As we countdown to the joys and delights of the festive season, the stress naturally begins to build, however much organisation and planning has gone into your pre-Christmas preparations.
How much harder then, if you have a new born baby or one due this month – after the initial euphoria and the thrill or that very first cuddle along with the overwhelming love you feel for your little miracle, the reality starts to set in.
Adjusting to a new born, particularly your first, takes time – nothing can prepare you for the demands or an infant and the highs and lows of parenting.
Every family member, friend and neighbour will want to call for a cuddle – you may even have to fend off Santa! – so anticipate a constant stream of callers dropping by on the pretext of delivering gifts, but really desperate to be the first to rock-a-bye baby !
As new parents, you are the ones who need to set the parameters particularly if you are trying to establish a routine with your new born. Decide early on the best Christmas arrangements for you and your partner. Some babies will naturally snooze their way through a long journey around their feeds, but others will let you know that it’s just not their thing – and there is nothing worse than being caught up in a stationary queue on the motorway with a screaming infant strapped into his or her car seat.
So make a decision early on and then no-one will be disappointed, whether that means staying put and having Christmas at home, or, if you decide you are up to travelling, which of your family and friends would really help and support you if you stayed with them. If you do decide on a family get together, ensure that the holiday revolves around you and your baby’s needs, so if a late breakfast and even later Christmas lunch suits you better, be firm and make your demands!
Your next decision will be laying down some rules for relatives craving a cuddle. Are you happy for your new born to feature as the festive pass the parcel, will you ask people to wash their hands beforehand, how long are you happy for your baby to be held – all your emotions are already heightened, so don’t succumb to pressure and be made to feel you’re being hysterical, just do what feels right for you and your little one. You will sense when your baby has had enough stimulation from all the different faces, hands, and sounds and that will be your cue to find a quiet room where you can have time together to feed or settle your baby and get back into your zone.
Advice and protocols change from generation to generation and even year to year and there is always someone setting him or herself up as an expert usually with that irritating “it wasn’t done like that in my day” refrain! Everyone parents differently and there is no definitive right or wrong – add to that a whole gamut of advice out there for newbie parents and it can feel overwhelming but if you trust in your own instincts as a new mum and dad you won’t go far wrong.
However you plan to feed your baby, it can take time for you and baby to get used to breast or bottle so give yourself time in those early days when you are both adjusting so that you can enjoy the experience and bonding time together.
Breast feeding can be awkward at first and for many new mums it can be difficult feeding in a public place or even at home among familiar faces.
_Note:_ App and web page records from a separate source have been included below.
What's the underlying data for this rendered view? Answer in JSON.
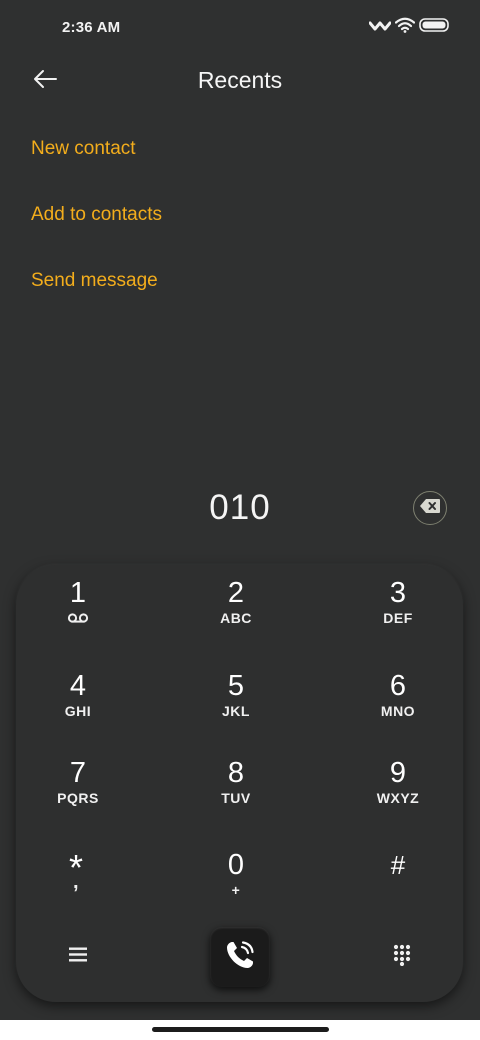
{
  "status_bar": {
    "time": "2:36 AM",
    "icons": [
      "signal-icon",
      "wifi-icon",
      "battery-icon"
    ]
  },
  "header": {
    "title": "Recents",
    "back_icon": "back-arrow-icon"
  },
  "menu": {
    "items": [
      {
        "label": "New contact"
      },
      {
        "label": "Add to contacts"
      },
      {
        "label": "Send message"
      }
    ]
  },
  "dial": {
    "number": "010",
    "backspace_icon": "backspace-icon"
  },
  "keypad": {
    "keys": [
      {
        "digit": "1",
        "letters": "",
        "icon": "voicemail-icon"
      },
      {
        "digit": "2",
        "letters": "ABC"
      },
      {
        "digit": "3",
        "letters": "DEF"
      },
      {
        "digit": "4",
        "letters": "GHI"
      },
      {
        "digit": "5",
        "letters": "JKL"
      },
      {
        "digit": "6",
        "letters": "MNO"
      },
      {
        "digit": "7",
        "letters": "PQRS"
      },
      {
        "digit": "8",
        "letters": "TUV"
      },
      {
        "digit": "9",
        "letters": "WXYZ"
      },
      {
        "digit": "*",
        "letters": ","
      },
      {
        "digit": "0",
        "letters": "+"
      },
      {
        "digit": "#",
        "letters": ""
      }
    ],
    "menu_icon": "hamburger-menu-icon",
    "call_icon": "phone-call-icon",
    "dialpad_icon": "dialpad-grid-icon"
  },
  "colors": {
    "background": "#2f3030",
    "accent": "#f3ad1c"
  }
}
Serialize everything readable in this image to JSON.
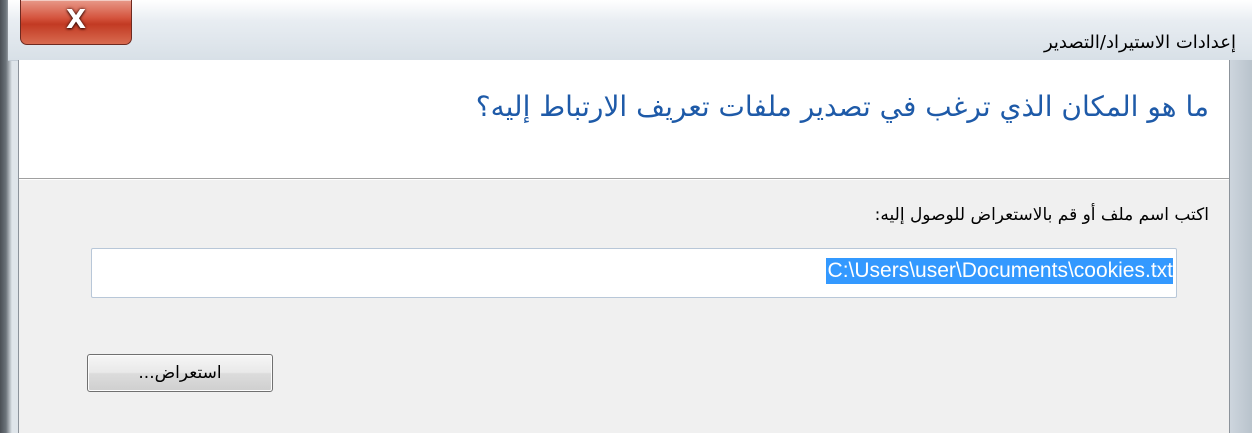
{
  "window": {
    "title": "إعدادات الاستيراد/التصدير",
    "close_icon": "close-icon",
    "close_glyph": "X"
  },
  "dialog": {
    "heading": "ما هو المكان الذي ترغب في تصدير ملفات تعريف الارتباط إليه؟",
    "prompt_label": "اكتب اسم ملف أو قم بالاستعراض للوصول إليه:",
    "file_path": "C:\\Users\\user\\Documents\\cookies.txt",
    "browse_label": "استعراض..."
  },
  "colors": {
    "heading": "#1e5aa8",
    "selection": "#3399ff",
    "close_button": "#c23a23"
  }
}
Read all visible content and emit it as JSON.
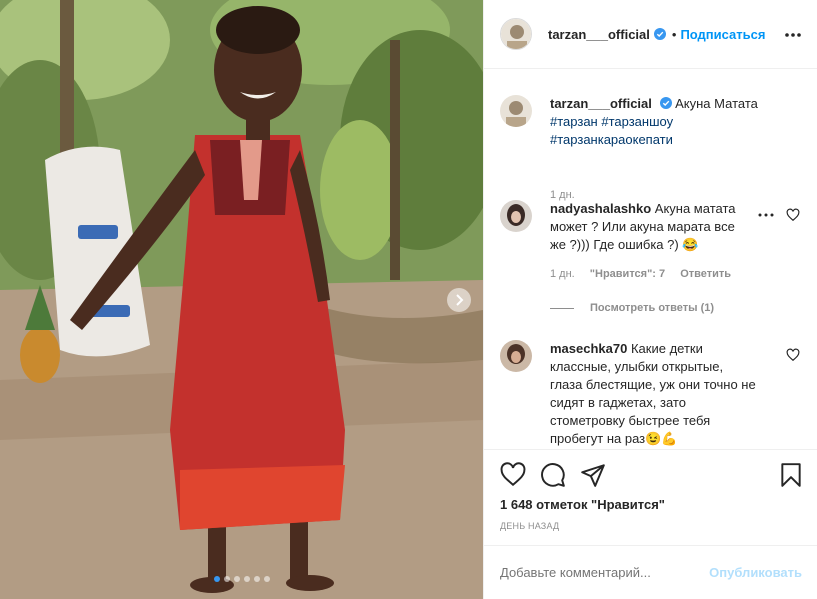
{
  "post": {
    "author": "tarzan___official",
    "follow_label": "Подписаться",
    "separator": "•",
    "photo_alt": "",
    "carousel_dots": 6,
    "carousel_active": 0
  },
  "caption": {
    "username": "tarzan___official",
    "text": "Акуна Матата",
    "hashtags": [
      "#тарзан",
      "#тарзаншоу",
      "#тарзанкараокепати"
    ],
    "time": "1 дн."
  },
  "comments": [
    {
      "username": "nadyashalashko",
      "text": "Акуна матата может ? Или акуна марата все же ?))) Где ошибка ?) 😂",
      "time": "1 дн.",
      "likes": "\"Нравится\": 7",
      "reply_label": "Ответить",
      "view_replies": "Посмотреть ответы (1)"
    },
    {
      "username": "masechka70",
      "text": "Какие детки классные, улыбки открытые, глаза блестящие, уж они точно не сидят в гаджетах, зато стометровку быстрее тебя пробегут на раз😉💪"
    }
  ],
  "stats": {
    "likes": "1 648 отметок \"Нравится\"",
    "posted": "ДЕНЬ НАЗАД"
  },
  "add_comment": {
    "placeholder": "Добавьте комментарий...",
    "publish_label": "Опубликовать"
  },
  "colors": {
    "link_blue": "#0095f6",
    "muted": "#8e8e8e",
    "publish_disabled": "#b2dffc"
  }
}
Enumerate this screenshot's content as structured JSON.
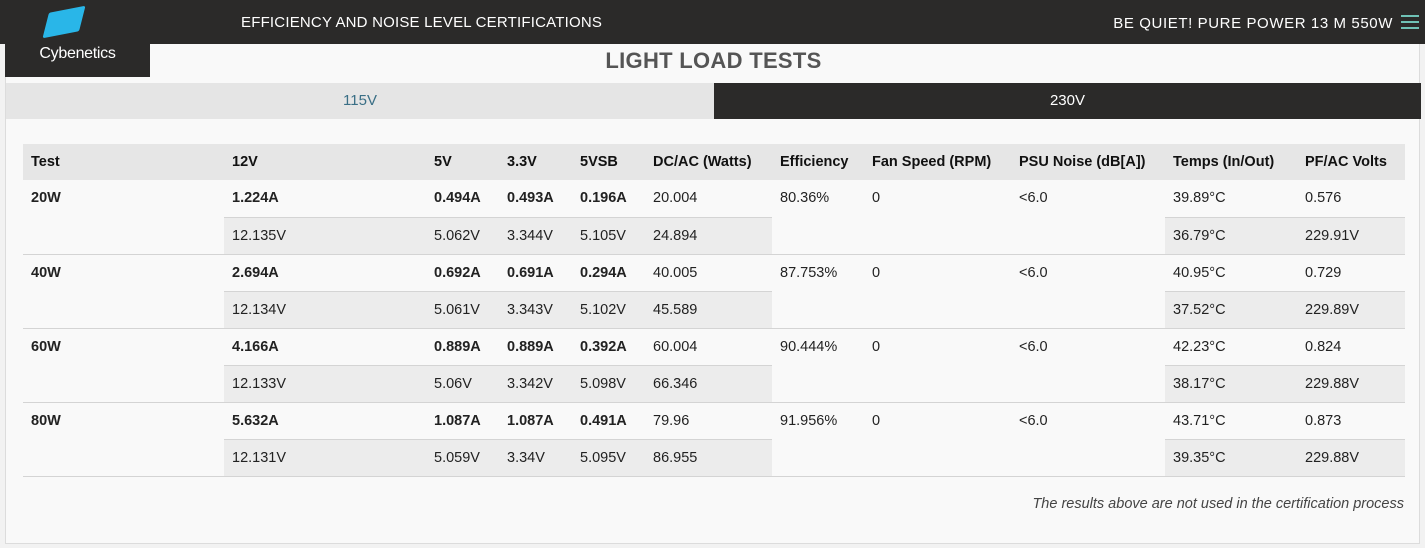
{
  "header": {
    "logo_text": "Cybenetics",
    "title": "EFFICIENCY AND NOISE LEVEL CERTIFICATIONS",
    "product": "BE QUIET! PURE POWER 13 M 550W",
    "menu_icon": "hamburger-menu-icon",
    "colors": {
      "bar": "#2b2a29",
      "logo_accent": "#29b6e8",
      "menu_icon": "#6fc2b6"
    }
  },
  "section": {
    "title": "LIGHT LOAD TESTS"
  },
  "tabs": [
    {
      "label": "115V",
      "active": true
    },
    {
      "label": "230V",
      "active": false
    }
  ],
  "table": {
    "headers": [
      "Test",
      "12V",
      "5V",
      "3.3V",
      "5VSB",
      "DC/AC (Watts)",
      "Efficiency",
      "Fan Speed (RPM)",
      "PSU Noise (dB[A])",
      "Temps (In/Out)",
      "PF/AC Volts"
    ],
    "rows": [
      {
        "test": "20W",
        "amps": [
          "1.224A",
          "0.494A",
          "0.493A",
          "0.196A",
          "20.004"
        ],
        "volts": [
          "12.135V",
          "5.062V",
          "3.344V",
          "5.105V",
          "24.894"
        ],
        "efficiency": "80.36%",
        "fan": "0",
        "noise": "<6.0",
        "temp_in": "39.89°C",
        "temp_out": "36.79°C",
        "pf": "0.576",
        "ac_volts": "229.91V"
      },
      {
        "test": "40W",
        "amps": [
          "2.694A",
          "0.692A",
          "0.691A",
          "0.294A",
          "40.005"
        ],
        "volts": [
          "12.134V",
          "5.061V",
          "3.343V",
          "5.102V",
          "45.589"
        ],
        "efficiency": "87.753%",
        "fan": "0",
        "noise": "<6.0",
        "temp_in": "40.95°C",
        "temp_out": "37.52°C",
        "pf": "0.729",
        "ac_volts": "229.89V"
      },
      {
        "test": "60W",
        "amps": [
          "4.166A",
          "0.889A",
          "0.889A",
          "0.392A",
          "60.004"
        ],
        "volts": [
          "12.133V",
          "5.06V",
          "3.342V",
          "5.098V",
          "66.346"
        ],
        "efficiency": "90.444%",
        "fan": "0",
        "noise": "<6.0",
        "temp_in": "42.23°C",
        "temp_out": "38.17°C",
        "pf": "0.824",
        "ac_volts": "229.88V"
      },
      {
        "test": "80W",
        "amps": [
          "5.632A",
          "1.087A",
          "1.087A",
          "0.491A",
          "79.96"
        ],
        "volts": [
          "12.131V",
          "5.059V",
          "3.34V",
          "5.095V",
          "86.955"
        ],
        "efficiency": "91.956%",
        "fan": "0",
        "noise": "<6.0",
        "temp_in": "43.71°C",
        "temp_out": "39.35°C",
        "pf": "0.873",
        "ac_volts": "229.88V"
      }
    ]
  },
  "note": "The results above are not used in the certification process"
}
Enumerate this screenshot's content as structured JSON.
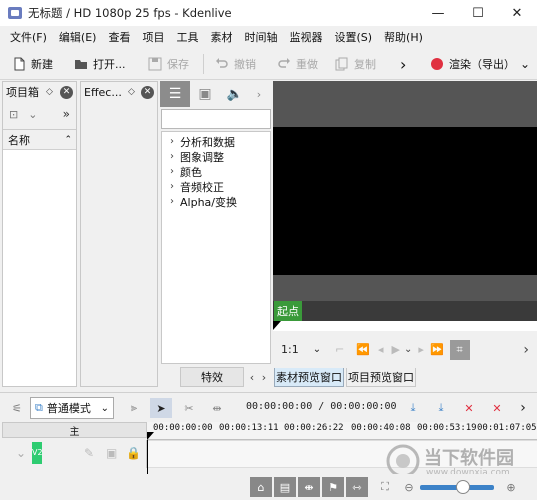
{
  "window": {
    "title": "无标题 / HD 1080p 25 fps - Kdenlive",
    "minimize": "—",
    "maximize": "☐",
    "close": "✕"
  },
  "menu": [
    "文件(F)",
    "编辑(E)",
    "查看",
    "项目",
    "工具",
    "素材",
    "时间轴",
    "监视器",
    "设置(S)",
    "帮助(H)"
  ],
  "toolbar": {
    "new": "新建",
    "open": "打开...",
    "save": "保存",
    "undo": "撤销",
    "redo": "重做",
    "copy": "复制",
    "more": "›",
    "render": "渲染（导出）",
    "dropdown": "⌄"
  },
  "project_bin": {
    "title": "项目箱",
    "column": "名称"
  },
  "effects_panel": {
    "title": "Effec...",
    "categories": [
      "分析和数据",
      "图象调整",
      "颜色",
      "音频校正",
      "Alpha/变换"
    ]
  },
  "tabs_bottom": {
    "effects_tab": "特效",
    "clip_monitor_tab": "素材预览窗口",
    "project_monitor_tab": "项目预览窗口"
  },
  "monitor": {
    "in_point_label": "起点",
    "zoom": "1:1"
  },
  "timeline": {
    "mode": "普通模式",
    "timecode": "00:00:00:00 / 00:00:00:00",
    "master": "主",
    "ruler": [
      "00:00:00:00",
      "00:00:13:11",
      "00:00:26:22",
      "00:00:40:08",
      "00:00:53:19",
      "00:01:07:05"
    ],
    "track_name": "V2"
  },
  "watermark": {
    "main": "当下软件园",
    "sub": "www.downxia.com"
  },
  "colors": {
    "render_dot": "#e03040",
    "in_point_green": "#3a9a3a",
    "track_green": "#2ecc71",
    "selection_blue": "#3c82c8"
  }
}
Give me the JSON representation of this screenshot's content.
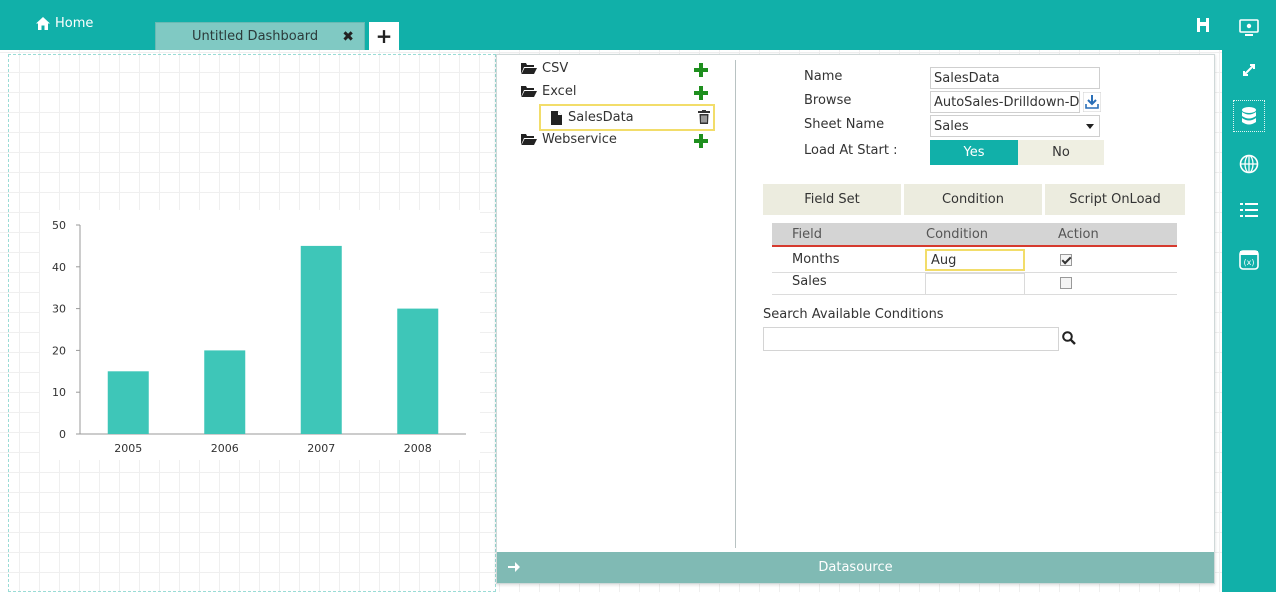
{
  "header": {
    "home_label": "Home",
    "tab_label": "Untitled Dashboard",
    "tab_close_glyph": "✖",
    "add_tab_glyph": "+"
  },
  "sidebar": {
    "icons": [
      "preview-icon",
      "expand-icon",
      "database-icon",
      "globe-icon",
      "list-icon",
      "function-window-icon"
    ],
    "active": "database-icon"
  },
  "chart_data": {
    "type": "bar",
    "categories": [
      "2005",
      "2006",
      "2007",
      "2008"
    ],
    "values": [
      15,
      20,
      45,
      30
    ],
    "title": "",
    "xlabel": "",
    "ylabel": "",
    "ylim": [
      0,
      50
    ],
    "yticks": [
      "0",
      "10",
      "20",
      "30",
      "40",
      "50"
    ],
    "color": "#3ec6b8"
  },
  "datasource": {
    "tree": {
      "csv": "CSV",
      "excel": "Excel",
      "excel_child": "SalesData",
      "webservice": "Webservice"
    },
    "form": {
      "name_label": "Name",
      "name_value": "SalesData",
      "browse_label": "Browse",
      "browse_value": "AutoSales-Drilldown-D",
      "sheet_label": "Sheet Name",
      "sheet_value": "Sales",
      "load_label": "Load At Start :",
      "yes_label": "Yes",
      "no_label": "No"
    },
    "subtabs": [
      "Field Set",
      "Condition",
      "Script OnLoad"
    ],
    "table": {
      "headers": [
        "Field",
        "Condition",
        "Action"
      ],
      "rows": [
        {
          "field": "Months",
          "condition": "Aug",
          "checked": true
        },
        {
          "field": "Sales",
          "condition": "",
          "checked": false
        }
      ]
    },
    "search_label": "Search Available Conditions",
    "footer_label": "Datasource"
  },
  "colors": {
    "accent": "#11b0a9",
    "highlight": "#f2dd6a",
    "bar": "#3ec6b8",
    "plus": "#1e8f1e"
  }
}
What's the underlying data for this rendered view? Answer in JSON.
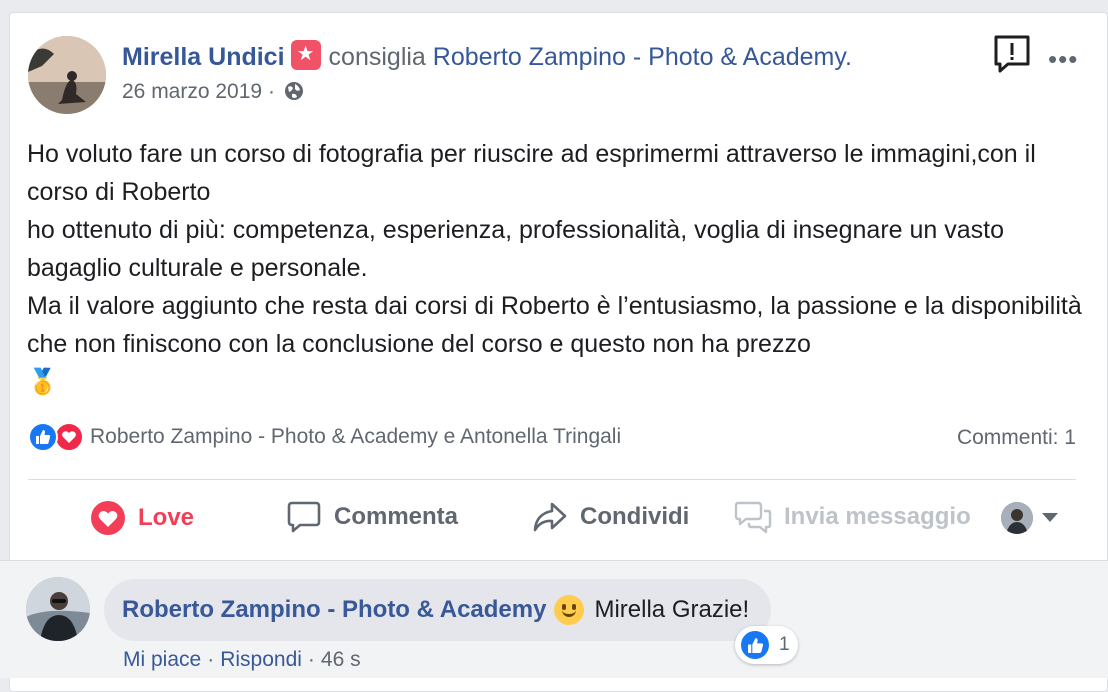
{
  "post": {
    "author": "Mirella Undici",
    "verb": "consiglia",
    "page": "Roberto Zampino - Photo & Academy.",
    "date": "26 marzo 2019",
    "date_sep": "·",
    "body": [
      "Ho voluto fare un corso di fotografia per riuscire ad esprimermi attraverso le immagini,con il corso di Roberto",
      "ho ottenuto di più: competenza, esperienza, professionalità, voglia di insegnare un vasto bagaglio culturale e personale.",
      "Ma il valore aggiunto che resta dai corsi di Roberto è l’entusiasmo, la passione e la disponibilità che non finiscono con la conclusione del corso e questo non ha prezzo",
      "🥇"
    ]
  },
  "reactions": {
    "names": "Roberto Zampino - Photo & Academy e Antonella Tringali",
    "comments_count": "Commenti: 1"
  },
  "actions": {
    "love": "Love",
    "comment": "Commenta",
    "share": "Condividi",
    "message": "Invia messaggio"
  },
  "comment": {
    "author": "Roberto Zampino - Photo & Academy",
    "text": "Mirella Grazie!",
    "like_count": "1",
    "like_label": "Mi piace",
    "reply_label": "Rispondi",
    "sep": "·",
    "time": "46 s"
  },
  "colors": {
    "link": "#365899",
    "love": "#f33e58",
    "like_blue": "#1877f2",
    "muted": "#606770"
  },
  "icons": [
    "recommend-star-icon",
    "globe-icon",
    "report-icon",
    "more-icon",
    "like-reaction-icon",
    "love-reaction-icon",
    "heart-icon",
    "comment-icon",
    "share-icon",
    "messenger-icon",
    "caret-down-icon",
    "grinning-face-icon",
    "medal-icon"
  ]
}
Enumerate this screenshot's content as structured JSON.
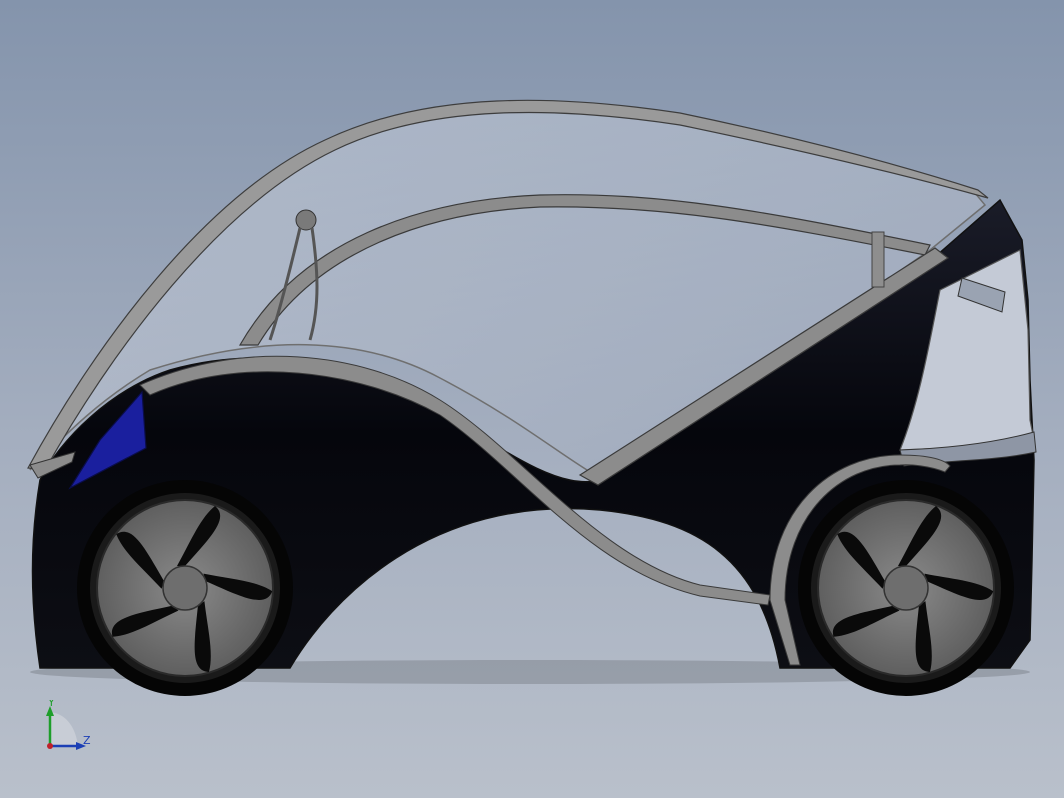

You will learn in time to cover up discreetly with baby shawls and covers which shield you both giving you extra privacy if need to feed while you are out. Plan your meals around the feeds so you are not called away in the middle of a feast, as mums need to eat too!Enjoy your new baby’s first Christmas – savour this new experience, and if do you need to escape a social situation, it’s so easy – just blame it on the baby!